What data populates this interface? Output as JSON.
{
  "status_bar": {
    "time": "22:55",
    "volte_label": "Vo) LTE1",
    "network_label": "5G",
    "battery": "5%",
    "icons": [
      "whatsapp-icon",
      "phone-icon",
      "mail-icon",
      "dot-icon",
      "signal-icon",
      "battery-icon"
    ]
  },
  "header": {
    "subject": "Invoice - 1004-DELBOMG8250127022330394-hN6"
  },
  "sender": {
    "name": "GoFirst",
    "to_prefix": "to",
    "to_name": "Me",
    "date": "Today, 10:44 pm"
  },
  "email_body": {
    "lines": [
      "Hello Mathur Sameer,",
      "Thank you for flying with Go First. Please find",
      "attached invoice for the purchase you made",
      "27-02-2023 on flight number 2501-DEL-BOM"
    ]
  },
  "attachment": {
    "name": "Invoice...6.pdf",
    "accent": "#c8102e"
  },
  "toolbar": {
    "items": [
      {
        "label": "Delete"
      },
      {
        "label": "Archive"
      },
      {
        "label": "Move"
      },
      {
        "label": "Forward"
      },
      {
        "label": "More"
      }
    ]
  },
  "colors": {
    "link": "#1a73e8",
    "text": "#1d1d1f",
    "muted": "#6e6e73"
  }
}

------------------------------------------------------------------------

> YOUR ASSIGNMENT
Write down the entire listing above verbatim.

> REPLY TO THE TASK
What data populates this interface? Output as JSON.
{
  "status_bar": {
    "time": "22:55",
    "volte_label": "Vo) LTE1",
    "network_label": "5G",
    "battery": "5%",
    "icons": [
      "whatsapp-icon",
      "phone-icon",
      "mail-icon",
      "dot-icon",
      "signal-icon",
      "battery-icon"
    ]
  },
  "header": {
    "subject": "Invoice - 1004-DELBOMG8250127022330394-hN6"
  },
  "sender": {
    "name": "GoFirst",
    "to_prefix": "to",
    "to_name": "Me",
    "date": "Today, 10:44 pm"
  },
  "email_body": {
    "lines": [
      "Hello Mathur Sameer,",
      "Thank you for flying with Go First. Please find",
      "attached invoice for the purchase you made",
      "27-02-2023 on flight number 2501-DEL-BOM"
    ]
  },
  "attachment": {
    "name": "Invoice...6.pdf",
    "accent": "#c8102e"
  },
  "toolbar": {
    "items": [
      {
        "label": "Delete"
      },
      {
        "label": "Archive"
      },
      {
        "label": "Move"
      },
      {
        "label": "Forward"
      },
      {
        "label": "More"
      }
    ]
  },
  "colors": {
    "link": "#1a73e8",
    "text": "#1d1d1f",
    "muted": "#6e6e73"
  }
}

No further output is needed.